The summer that the freak, lone wave crashed ashore was the same summer that Mika Carmichael went missing. The wave, which was more like a falling wall, toppled onto several hundred people and washed them out to sea. In that instant, the water erased not only sand castles on that crowded Jersey coastline, but it also snatched beach towels and umbrellas and coolers full of sandwiches and inexpensive beer. With the rainbow of paraphernalia gone, it was almost like the people who had accompanied those objects had never been there at all. Almost.
But then again, we hadn’t known any of those people, although their photos filled our TVs for a week.
We had known Mika, though. She was in our geography class where we studied different maps than our older siblings had only a few years earlier because of the Cold War’s end; that class came to be less about the new nation states than the realization that such seemingly firm boundaries could so easily be obliterated. Mika was also on the cheerleading squad, where she was one of the girls on the pyramid’s base—sturdy, never the flyer. Then again, she was our excuse on a Friday night when we went out with a boy who drove a motorcycle, pierced his eyebrow, smoked. We knew we could always claim to be sleeping over at the Carmichael’s.
She was many things to many people. She was our classmate, teammate, and friend.
One day shortly after graduation we saw Mika biking with a blue raspberry slushie in one hand.
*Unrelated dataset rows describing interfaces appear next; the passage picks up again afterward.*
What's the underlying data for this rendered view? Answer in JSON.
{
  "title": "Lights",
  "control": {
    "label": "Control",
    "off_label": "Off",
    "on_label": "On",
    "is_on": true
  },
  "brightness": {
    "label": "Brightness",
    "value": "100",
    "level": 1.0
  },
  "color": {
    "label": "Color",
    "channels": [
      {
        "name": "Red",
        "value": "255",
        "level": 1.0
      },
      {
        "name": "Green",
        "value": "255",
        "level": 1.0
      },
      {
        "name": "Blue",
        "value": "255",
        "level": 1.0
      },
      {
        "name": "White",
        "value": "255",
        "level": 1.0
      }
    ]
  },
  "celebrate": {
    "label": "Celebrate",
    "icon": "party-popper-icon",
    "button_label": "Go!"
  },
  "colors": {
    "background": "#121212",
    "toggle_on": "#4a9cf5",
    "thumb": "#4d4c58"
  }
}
She held her drink aloft as a sign of greeting when she rode by. We watched as she pedaled down the street, and once she receded from view, we never saw her again. She was simply gone.
There was no explosion, no note, no shoot out, just a silence where there had so recently been a girl.
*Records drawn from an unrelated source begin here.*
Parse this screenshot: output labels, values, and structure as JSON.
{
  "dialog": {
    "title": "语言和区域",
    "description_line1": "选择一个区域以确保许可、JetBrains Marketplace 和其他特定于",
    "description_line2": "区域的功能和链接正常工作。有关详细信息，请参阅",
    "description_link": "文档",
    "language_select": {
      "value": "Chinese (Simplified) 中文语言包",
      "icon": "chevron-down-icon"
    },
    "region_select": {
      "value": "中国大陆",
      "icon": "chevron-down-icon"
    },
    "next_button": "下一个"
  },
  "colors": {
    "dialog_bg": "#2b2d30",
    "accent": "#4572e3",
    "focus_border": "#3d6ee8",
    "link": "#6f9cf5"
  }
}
We didn’t know if Mika’s disappearance from our lives was related to her own casual boyfriend. He was a faceless guy, whose name we didn’t know, but for him she’d slipped out of her bedroom window like a breeze into the cricket-filled night. She could have walked out the front door in all her materiality, though, because her parents, consumed by their own impending divorce, never seemed to notice, or care, if she was there at all.
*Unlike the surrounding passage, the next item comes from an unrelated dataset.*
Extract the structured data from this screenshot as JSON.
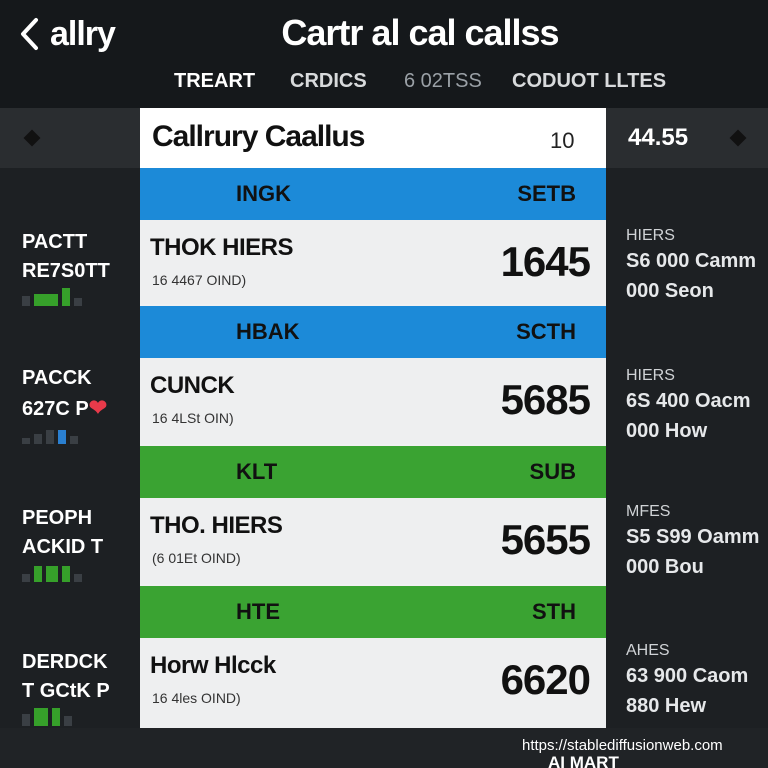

We didn’t know if it was because she hadn’t gotten into any of her college choices! How that could happen—we didn’t understand—but we assured her that she was still on the waitlist for her safety school, and it just had to accept off that list long into May, June, July…
We didn’t know if after hearing about all those people at the shore, she merely wished to wipe everything about herself clean away.
We didn’t know why she left, but some days we felt left behind, like we had been stranded in our own lives.
We didn’t know, and we would never know, even after we slipped right out of our own childhoods.
Still, as the years pass, we think of Mika, and admit the small ways that her absence has affected our choices even as adults. When some of us are angry, although we temper the tone of our rage, we let our desires be known—sometimes to the dismay of others who think it is ok to let some stuff go. For others of us, when we go to the grocery store, we make sure to leave a post-it “be back soon” with a drawn on smiley face so that no one is afraid we will never return. And, in case we don’t, that post-it is a record that we wanted to. All of us believe that such
assurances go a long way in creating a sense of stability, no matter how our loved ones mock our attempts.
There are other ways that Mika altered us as well, but those ways we don’t admit, even to ourselves. For we know without knowing—because of her—that oblivion is too large a risk to take.
As the news rages on, as we fight for a raise yet again, as life shifts repeatedly beneath our feet, we try not to remember that summer now decades in the past because with it comes the slip of a smile on Mika’s face right before she biked out of our lives. And when we remember Mika, the calm expanse of empty sand on our TVs from all those years ago creeps out from the recesses of our minds. So that, then, we find ourselves trying not to acknowledge that along with the terror of that televised day there came a fleeting sense of freedom—a freedom that we will always associate with escape and the delight of a carefree summer afternoon.
Abby Manzella is the author of Migrating Fictions: Gender, Race, and Citizenship in U.S. Internal Displacements, winner of the Society for the Study of American Women Writers. She has published with Literary Hub, Catapult, Flash Frog, Vol. 1 Brooklyn, Colorado Review, and elsewhere. Find her on Twitter @abbymanzella.